What followed was a remarkable game, one of the most memorable in the club’s history. David Beckham fired in a wonderful curling effort after Teddy Sheringham’s lay-off on 17 minutes, and United would hold onto that lead until the 69th minute, with Dennis Bergkamp firing in a bouncing effort beyond Peter Schmeichel from outside of the area. Nicolas Anelka thought he’d given his side the lead barely minutes afterwards, and enjoyed a remarkably prolonged celebration with his teammates before realising that he’d been correctly flagged for offside after Bergkamp’s initial shot was fumbled by Schmeichel.
Arsenal had the wind in their sails at this stage, and United were rocking. Again, barely minutes after Anelka’s goal was cancelled out came the game’s next definitive moment, with Roy Keane hacking down Marc Overmars to earn his second booking and a completely unarguable sending off from David Elleray. Playing against Arsenal with 11 men was difficult enough; playing with 10 without your influential captain…well, it’s almost a miracle that United made it out of this game.
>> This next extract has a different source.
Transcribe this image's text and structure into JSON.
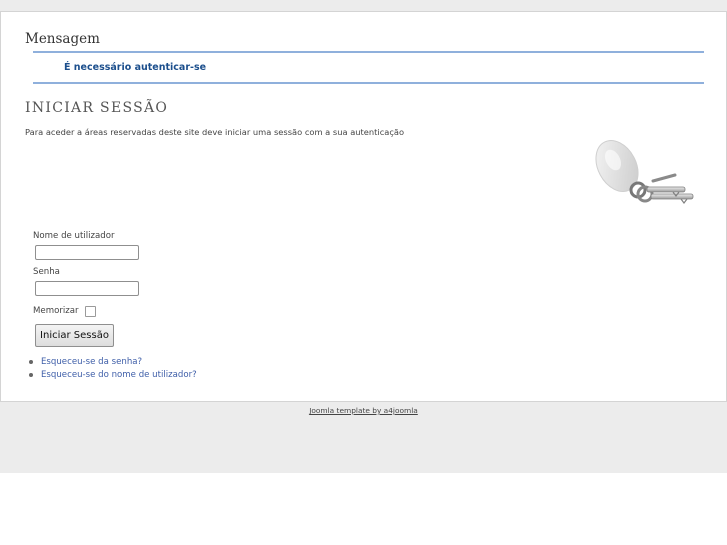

Of course, the drama was far from over; Phil Neville was deceived by Ray Parlour’s tricky run into the penalty area and brought him tumbling down in stoppage time. Elleray pointed to the spot, and Neville’s reaction said it all, unable to argue with the decision and clasping his head in his hands.
He needn’t have worried, of course; Bergkamp’s penalty was well struck to Schmeichel’s left but the Dane was equal to it, wildly shouting and pushing his colleagues away as he saved the resulting penalty. The Dutchman would come close again in the first half of extra time, firing an excellent effort towards the top corner only to be thwarted by United’s no.1 again. Schmeichel injured himself in the process, which only added to the tension and meant Gary Neville was enlisted for goal kick duty.
And then, that moment. Patrick Viera famously loses possession in the middle of the park, and having been pinned back for most of extra time, Ryan Giggs took the ball and did something extraordinary. That goal still beggars description, but the close control, the skill to avoid the onrushing Frenchman and Arsenal’s back four before firing a most wonderful shot into the roof of the net were all on a level that precious few footballers will ever reach.
United celebrated wildly. Even with 11 minutes to go, they believed that they had struck a decisive blow, even with Arsenal’s numerical advantage. Thankfully, they were right, too. This was a stunning game of football, serving up levels of drama rarely seen in any game, but the added effect of turning over Arsene Wenger’s Arsenal side added an extra layer of intensity. This was the side that provided Ferguson’s first real challenge during the Premier League era, and having lost the double to them a year previously, to strike such a significant blow in a game as tightly contested as this felt like a hammer blow. It’s the sort of game that haunts the loser, and provides the most wonderful nostalgia for the victor. It’s the defining game of Wenger’s battles with Ferguson, and the best example of how far these two teams pushed each other.